- AIM OF THE TASK
All of the data below is to be copied exactly.

- DATA TO USE
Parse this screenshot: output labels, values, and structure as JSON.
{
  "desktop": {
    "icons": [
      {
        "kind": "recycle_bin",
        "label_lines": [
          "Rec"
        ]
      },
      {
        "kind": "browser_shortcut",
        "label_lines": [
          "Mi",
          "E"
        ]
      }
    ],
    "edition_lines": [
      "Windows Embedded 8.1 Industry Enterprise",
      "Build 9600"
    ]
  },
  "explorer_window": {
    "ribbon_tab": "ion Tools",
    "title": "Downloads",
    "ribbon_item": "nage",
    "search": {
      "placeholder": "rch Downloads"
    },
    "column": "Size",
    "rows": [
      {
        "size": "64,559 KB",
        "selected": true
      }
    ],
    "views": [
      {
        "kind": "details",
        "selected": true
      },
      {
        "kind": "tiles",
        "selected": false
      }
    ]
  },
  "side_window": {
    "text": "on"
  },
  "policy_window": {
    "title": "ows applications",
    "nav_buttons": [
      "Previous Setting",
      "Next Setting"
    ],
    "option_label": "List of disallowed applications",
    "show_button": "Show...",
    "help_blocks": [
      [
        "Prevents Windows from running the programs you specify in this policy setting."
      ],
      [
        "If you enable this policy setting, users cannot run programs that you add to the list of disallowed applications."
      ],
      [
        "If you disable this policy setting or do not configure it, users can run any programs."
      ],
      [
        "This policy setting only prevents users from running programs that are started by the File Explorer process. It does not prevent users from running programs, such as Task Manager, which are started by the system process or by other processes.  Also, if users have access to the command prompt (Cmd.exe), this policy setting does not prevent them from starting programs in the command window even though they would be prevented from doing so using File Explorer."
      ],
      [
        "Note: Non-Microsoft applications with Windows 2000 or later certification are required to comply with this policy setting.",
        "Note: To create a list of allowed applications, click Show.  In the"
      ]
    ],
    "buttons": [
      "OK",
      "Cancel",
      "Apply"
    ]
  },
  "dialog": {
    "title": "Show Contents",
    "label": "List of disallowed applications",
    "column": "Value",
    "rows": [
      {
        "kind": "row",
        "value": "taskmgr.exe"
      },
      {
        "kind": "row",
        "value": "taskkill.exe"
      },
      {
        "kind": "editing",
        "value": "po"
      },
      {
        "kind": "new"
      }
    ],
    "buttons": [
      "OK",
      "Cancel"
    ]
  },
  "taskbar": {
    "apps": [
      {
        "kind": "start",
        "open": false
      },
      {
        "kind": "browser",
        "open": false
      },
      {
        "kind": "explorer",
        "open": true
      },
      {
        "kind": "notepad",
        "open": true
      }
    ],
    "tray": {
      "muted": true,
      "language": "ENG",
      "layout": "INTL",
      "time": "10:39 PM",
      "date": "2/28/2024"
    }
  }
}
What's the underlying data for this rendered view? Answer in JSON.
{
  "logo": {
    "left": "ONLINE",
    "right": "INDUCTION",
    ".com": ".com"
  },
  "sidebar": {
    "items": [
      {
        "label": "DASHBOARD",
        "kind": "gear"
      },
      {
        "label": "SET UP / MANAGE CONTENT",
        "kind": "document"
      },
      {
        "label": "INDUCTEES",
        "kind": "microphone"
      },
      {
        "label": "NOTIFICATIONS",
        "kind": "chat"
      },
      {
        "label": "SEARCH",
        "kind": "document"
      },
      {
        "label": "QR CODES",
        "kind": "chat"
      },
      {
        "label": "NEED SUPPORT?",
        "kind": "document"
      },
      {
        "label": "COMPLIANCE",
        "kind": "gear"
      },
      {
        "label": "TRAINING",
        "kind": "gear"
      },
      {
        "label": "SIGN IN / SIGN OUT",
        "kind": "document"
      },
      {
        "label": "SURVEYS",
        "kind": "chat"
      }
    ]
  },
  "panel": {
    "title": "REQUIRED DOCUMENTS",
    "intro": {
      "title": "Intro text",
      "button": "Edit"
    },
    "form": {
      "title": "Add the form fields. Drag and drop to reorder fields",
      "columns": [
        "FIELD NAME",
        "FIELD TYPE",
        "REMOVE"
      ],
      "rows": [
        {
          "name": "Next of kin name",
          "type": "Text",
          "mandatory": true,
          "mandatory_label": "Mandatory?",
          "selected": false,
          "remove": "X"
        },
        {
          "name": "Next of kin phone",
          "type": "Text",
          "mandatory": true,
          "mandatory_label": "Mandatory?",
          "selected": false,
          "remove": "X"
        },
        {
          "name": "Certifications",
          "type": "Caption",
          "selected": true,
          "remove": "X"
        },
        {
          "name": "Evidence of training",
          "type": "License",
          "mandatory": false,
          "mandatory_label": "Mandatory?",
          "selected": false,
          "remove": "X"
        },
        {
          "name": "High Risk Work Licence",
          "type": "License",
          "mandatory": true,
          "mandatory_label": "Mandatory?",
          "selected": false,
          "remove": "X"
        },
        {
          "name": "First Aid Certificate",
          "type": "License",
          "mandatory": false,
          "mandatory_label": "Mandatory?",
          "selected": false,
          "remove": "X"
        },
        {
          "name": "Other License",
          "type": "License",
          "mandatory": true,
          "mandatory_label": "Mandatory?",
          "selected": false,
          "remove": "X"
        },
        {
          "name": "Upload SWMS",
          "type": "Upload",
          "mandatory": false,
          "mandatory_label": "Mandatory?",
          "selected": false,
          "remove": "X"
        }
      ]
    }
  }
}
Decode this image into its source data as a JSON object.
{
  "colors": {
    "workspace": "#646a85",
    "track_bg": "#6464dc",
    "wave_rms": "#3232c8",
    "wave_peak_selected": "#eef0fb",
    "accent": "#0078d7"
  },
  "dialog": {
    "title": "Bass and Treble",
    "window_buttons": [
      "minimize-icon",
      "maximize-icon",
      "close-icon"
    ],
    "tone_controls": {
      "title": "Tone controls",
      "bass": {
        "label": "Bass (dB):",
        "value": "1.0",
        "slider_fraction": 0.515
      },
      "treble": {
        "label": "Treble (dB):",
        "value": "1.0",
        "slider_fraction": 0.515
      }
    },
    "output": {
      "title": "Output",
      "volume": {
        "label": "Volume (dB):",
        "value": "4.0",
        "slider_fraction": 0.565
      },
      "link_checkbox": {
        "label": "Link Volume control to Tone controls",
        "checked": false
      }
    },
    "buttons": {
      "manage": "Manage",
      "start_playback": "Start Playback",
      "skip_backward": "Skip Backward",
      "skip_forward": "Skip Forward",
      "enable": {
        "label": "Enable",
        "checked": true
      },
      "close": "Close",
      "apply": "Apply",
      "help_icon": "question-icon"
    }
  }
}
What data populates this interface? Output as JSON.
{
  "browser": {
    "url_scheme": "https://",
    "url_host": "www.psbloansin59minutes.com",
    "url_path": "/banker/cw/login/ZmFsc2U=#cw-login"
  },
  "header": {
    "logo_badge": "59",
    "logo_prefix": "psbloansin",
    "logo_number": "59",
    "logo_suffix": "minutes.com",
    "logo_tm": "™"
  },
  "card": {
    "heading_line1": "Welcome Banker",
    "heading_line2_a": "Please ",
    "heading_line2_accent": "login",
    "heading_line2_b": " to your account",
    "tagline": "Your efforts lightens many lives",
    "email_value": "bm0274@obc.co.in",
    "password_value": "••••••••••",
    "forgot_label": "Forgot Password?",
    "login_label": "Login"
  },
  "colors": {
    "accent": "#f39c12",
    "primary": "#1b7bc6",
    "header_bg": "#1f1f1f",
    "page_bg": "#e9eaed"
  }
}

- RESPONSE AREA
Parse this screenshot: output labels, values, and structure as JSON.
{
  "desktop": {
    "icons": [
      {
        "kind": "recycle_bin",
        "label_lines": [
          "Rec"
        ]
      },
      {
        "kind": "browser_shortcut",
        "label_lines": [
          "Mi",
          "E"
        ]
      }
    ],
    "edition_lines": [
      "Windows Embedded 8.1 Industry Enterprise",
      "Build 9600"
    ]
  },
  "explorer_window": {
    "ribbon_tab": "ion Tools",
    "title": "Downloads",
    "ribbon_item": "nage",
    "search": {
      "placeholder": "rch Downloads"
    },
    "column": "Size",
    "rows": [
      {
        "size": "64,559 KB",
        "selected": true
      }
    ],
    "views": [
      {
        "kind": "details",
        "selected": true
      },
      {
        "kind": "tiles",
        "selected": false
      }
    ]
  },
  "side_window": {
    "text": "on"
  },
  "policy_window": {
    "title": "ows applications",
    "nav_buttons": [
      "Previous Setting",
      "Next Setting"
    ],
    "option_label": "List of disallowed applications",
    "show_button": "Show...",
    "help_blocks": [
      [
        "Prevents Windows from running the programs you specify in this policy setting."
      ],
      [
        "If you enable this policy setting, users cannot run programs that you add to the list of disallowed applications."
      ],
      [
        "If you disable this policy setting or do not configure it, users can run any programs."
      ],
      [
        "This policy setting only prevents users from running programs that are started by the File Explorer process. It does not prevent users from running programs, such as Task Manager, which are started by the system process or by other processes.  Also, if users have access to the command prompt (Cmd.exe), this policy setting does not prevent them from starting programs in the command window even though they would be prevented from doing so using File Explorer."
      ],
      [
        "Note: Non-Microsoft applications with Windows 2000 or later certification are required to comply with this policy setting.",
        "Note: To create a list of allowed applications, click Show.  In the"
      ]
    ],
    "buttons": [
      "OK",
      "Cancel",
      "Apply"
    ]
  },
  "dialog": {
    "title": "Show Contents",
    "label": "List of disallowed applications",
    "column": "Value",
    "rows": [
      {
        "kind": "row",
        "value": "taskmgr.exe"
      },
      {
        "kind": "row",
        "value": "taskkill.exe"
      },
      {
        "kind": "editing",
        "value": "po"
      },
      {
        "kind": "new"
      }
    ],
    "buttons": [
      "OK",
      "Cancel"
    ]
  },
  "taskbar": {
    "apps": [
      {
        "kind": "start",
        "open": false
      },
      {
        "kind": "browser",
        "open": false
      },
      {
        "kind": "explorer",
        "open": true
      },
      {
        "kind": "notepad",
        "open": true
      }
    ],
    "tray": {
      "muted": true,
      "language": "ENG",
      "layout": "INTL",
      "time": "10:39 PM",
      "date": "2/28/2024"
    }
  }
}
What's the underlying data for this rendered view? Answer in JSON.
{
  "logo": {
    "left": "ONLINE",
    "right": "INDUCTION",
    ".com": ".com"
  },
  "sidebar": {
    "items": [
      {
        "label": "DASHBOARD",
        "kind": "gear"
      },
      {
        "label": "SET UP / MANAGE CONTENT",
        "kind": "document"
      },
      {
        "label": "INDUCTEES",
        "kind": "microphone"
      },
      {
        "label": "NOTIFICATIONS",
        "kind": "chat"
      },
      {
        "label": "SEARCH",
        "kind": "document"
      },
      {
        "label": "QR CODES",
        "kind": "chat"
      },
      {
        "label": "NEED SUPPORT?",
        "kind": "document"
      },
      {
        "label": "COMPLIANCE",
        "kind": "gear"
      },
      {
        "label": "TRAINING",
        "kind": "gear"
      },
      {
        "label": "SIGN IN / SIGN OUT",
        "kind": "document"
      },
      {
        "label": "SURVEYS",
        "kind": "chat"
      }
    ]
  },
  "panel": {
    "title": "REQUIRED DOCUMENTS",
    "intro": {
      "title": "Intro text",
      "button": "Edit"
    },
    "form": {
      "title": "Add the form fields. Drag and drop to reorder fields",
      "columns": [
        "FIELD NAME",
        "FIELD TYPE",
        "REMOVE"
      ],
      "rows": [
        {
          "name": "Next of kin name",
          "type": "Text",
          "mandatory": true,
          "mandatory_label": "Mandatory?",
          "selected": false,
          "remove": "X"
        },
        {
          "name": "Next of kin phone",
          "type": "Text",
          "mandatory": true,
          "mandatory_label": "Mandatory?",
          "selected": false,
          "remove": "X"
        },
        {
          "name": "Certifications",
          "type": "Caption",
          "selected": true,
          "remove": "X"
        },
        {
          "name": "Evidence of training",
          "type": "License",
          "mandatory": false,
          "mandatory_label": "Mandatory?",
          "selected": false,
          "remove": "X"
        },
        {
          "name": "High Risk Work Licence",
          "type": "License",
          "mandatory": true,
          "mandatory_label": "Mandatory?",
          "selected": false,
          "remove": "X"
        },
        {
          "name": "First Aid Certificate",
          "type": "License",
          "mandatory": false,
          "mandatory_label": "Mandatory?",
          "selected": false,
          "remove": "X"
        },
        {
          "name": "Other License",
          "type": "License",
          "mandatory": true,
          "mandatory_label": "Mandatory?",
          "selected": false,
          "remove": "X"
        },
        {
          "name": "Upload SWMS",
          "type": "Upload",
          "mandatory": false,
          "mandatory_label": "Mandatory?",
          "selected": false,
          "remove": "X"
        }
      ]
    }
  }
}
Decode this image into its source data as a JSON object.
{
  "colors": {
    "workspace": "#646a85",
    "track_bg": "#6464dc",
    "wave_rms": "#3232c8",
    "wave_peak_selected": "#eef0fb",
    "accent": "#0078d7"
  },
  "dialog": {
    "title": "Bass and Treble",
    "window_buttons": [
      "minimize-icon",
      "maximize-icon",
      "close-icon"
    ],
    "tone_controls": {
      "title": "Tone controls",
      "bass": {
        "label": "Bass (dB):",
        "value": "1.0",
        "slider_fraction": 0.515
      },
      "treble": {
        "label": "Treble (dB):",
        "value": "1.0",
        "slider_fraction": 0.515
      }
    },
    "output": {
      "title": "Output",
      "volume": {
        "label": "Volume (dB):",
        "value": "4.0",
        "slider_fraction": 0.565
      },
      "link_checkbox": {
        "label": "Link Volume control to Tone controls",
        "checked": false
      }
    },
    "buttons": {
      "manage": "Manage",
      "start_playback": "Start Playback",
      "skip_backward": "Skip Backward",
      "skip_forward": "Skip Forward",
      "enable": {
        "label": "Enable",
        "checked": true
      },
      "close": "Close",
      "apply": "Apply",
      "help_icon": "question-icon"
    }
  }
}
What data populates this interface? Output as JSON.
{
  "browser": {
    "url_scheme": "https://",
    "url_host": "www.psbloansin59minutes.com",
    "url_path": "/banker/cw/login/ZmFsc2U=#cw-login"
  },
  "header": {
    "logo_badge": "59",
    "logo_prefix": "psbloansin",
    "logo_number": "59",
    "logo_suffix": "minutes.com",
    "logo_tm": "™"
  },
  "card": {
    "heading_line1": "Welcome Banker",
    "heading_line2_a": "Please ",
    "heading_line2_accent": "login",
    "heading_line2_b": " to your account",
    "tagline": "Your efforts lightens many lives",
    "email_value": "bm0274@obc.co.in",
    "password_value": "••••••••••",
    "forgot_label": "Forgot Password?",
    "login_label": "Login"
  },
  "colors": {
    "accent": "#f39c12",
    "primary": "#1b7bc6",
    "header_bg": "#1f1f1f",
    "page_bg": "#e9eaed"
  }
}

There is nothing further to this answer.